I'm sure that cocoa played a large part in the brewing process and history behind this ale.  However, it does not play much of a part in its final product.  If the rest of the resultant beer were not so fantastic, there would be much lower scores involved.  While this beer does not deliver on its cocoa marketing, it does deliver on ancho chilies, honey, earthy goodness, and a high level of technical quality.

Total 43/50
Early on, I would have said the cocoa was imagined, but as the beer warmed it was allowed to show itself ever so slightly.  However, from the color to the aroma to the flavor, this beer seemed to peter out its promise of cocoa.  Fortunately, it matters little.  This beer is fantastic!  I am a little biased to ancho chilies as I use them in my own, personal "Sweet & Sassy Chili," but the flavor and earthiness they lend here brings a smile to my face.  It is that unique and delicious.  How many brewers could successfully add anchos to a beer and still stand tall?  Well, seemingly more and more all the time, but Dogfish Head did it and they did it well!  Those chilies combined with the sweet honey and the light bitter background truly are the trifecta of flavors that make up this beer and I am not complaining.  No single flavor is too loud, the warmth is just right to compensate for the peppers, and the brewing caliber is bar none.  Kudos again to Dogfish Head!  They're breaking molds every day.  

Some say this beer doesn't live up to its hype, but what other beer gets as much hype as the Ancient Ales series besides a select few (Dark Lord, Pliny, KBS, etc)?  Heck those other beers don't have (or didn't have) TV shows!  I would say that DFH captivates the public attention so well, that we in the craft beer world maybe expect the moon whenever we drink it, and that is hard to live up to.  However, if you were to drink this beer without all the hype and TV shows and magazine articles, I bet it would still be a premier beer in the craft brew world and not nit-picked the way it is currently.  Try to put the publicity aside and really taste this beer for what it is; whether that be to its detriment or benefit.



  1. So I checked the "Fish Finder" of www.dogfish.com and found nary a Dogfish Head beer can be found within 100 miles of my zip code. Very sad. I'm coping with a St. Rogue Red Ale.

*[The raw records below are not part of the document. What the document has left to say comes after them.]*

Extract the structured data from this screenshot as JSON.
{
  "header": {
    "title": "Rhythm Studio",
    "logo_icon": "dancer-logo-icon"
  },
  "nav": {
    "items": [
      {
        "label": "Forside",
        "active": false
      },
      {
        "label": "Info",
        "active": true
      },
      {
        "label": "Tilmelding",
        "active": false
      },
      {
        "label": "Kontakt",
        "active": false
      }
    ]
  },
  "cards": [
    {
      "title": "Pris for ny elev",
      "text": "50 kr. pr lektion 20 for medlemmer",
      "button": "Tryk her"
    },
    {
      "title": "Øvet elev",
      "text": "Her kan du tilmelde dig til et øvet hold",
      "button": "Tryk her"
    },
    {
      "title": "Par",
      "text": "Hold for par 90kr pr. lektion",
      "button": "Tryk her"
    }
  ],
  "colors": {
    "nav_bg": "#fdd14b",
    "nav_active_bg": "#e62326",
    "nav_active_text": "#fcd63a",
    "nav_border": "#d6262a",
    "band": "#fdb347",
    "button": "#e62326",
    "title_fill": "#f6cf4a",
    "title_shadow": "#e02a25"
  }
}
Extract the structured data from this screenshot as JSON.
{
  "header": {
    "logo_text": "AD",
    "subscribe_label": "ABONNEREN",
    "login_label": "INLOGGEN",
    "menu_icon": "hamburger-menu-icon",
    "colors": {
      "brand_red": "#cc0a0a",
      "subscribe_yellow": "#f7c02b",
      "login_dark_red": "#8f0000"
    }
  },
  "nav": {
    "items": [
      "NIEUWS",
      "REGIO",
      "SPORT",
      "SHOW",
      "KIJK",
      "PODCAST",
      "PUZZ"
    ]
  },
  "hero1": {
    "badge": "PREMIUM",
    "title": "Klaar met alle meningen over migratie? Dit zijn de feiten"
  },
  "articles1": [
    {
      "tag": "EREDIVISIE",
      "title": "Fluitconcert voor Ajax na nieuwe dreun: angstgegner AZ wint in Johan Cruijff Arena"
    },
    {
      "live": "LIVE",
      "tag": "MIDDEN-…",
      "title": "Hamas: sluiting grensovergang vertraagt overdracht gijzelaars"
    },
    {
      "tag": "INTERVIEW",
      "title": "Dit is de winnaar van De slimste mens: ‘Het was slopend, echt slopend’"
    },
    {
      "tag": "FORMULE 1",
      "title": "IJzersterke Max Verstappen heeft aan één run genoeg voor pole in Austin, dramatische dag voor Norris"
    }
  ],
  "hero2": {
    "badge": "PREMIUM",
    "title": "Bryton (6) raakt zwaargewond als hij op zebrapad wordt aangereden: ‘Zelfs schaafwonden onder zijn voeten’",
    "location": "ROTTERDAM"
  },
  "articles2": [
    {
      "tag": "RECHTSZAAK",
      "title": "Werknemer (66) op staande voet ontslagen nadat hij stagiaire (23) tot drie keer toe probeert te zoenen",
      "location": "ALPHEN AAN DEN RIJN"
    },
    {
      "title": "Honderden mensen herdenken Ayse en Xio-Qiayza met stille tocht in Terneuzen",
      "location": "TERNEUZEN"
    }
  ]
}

  2. Same here, sir. I either have to go into the Chicago burbs or acquire them in trade. On the bright side, I can see one coming into your future.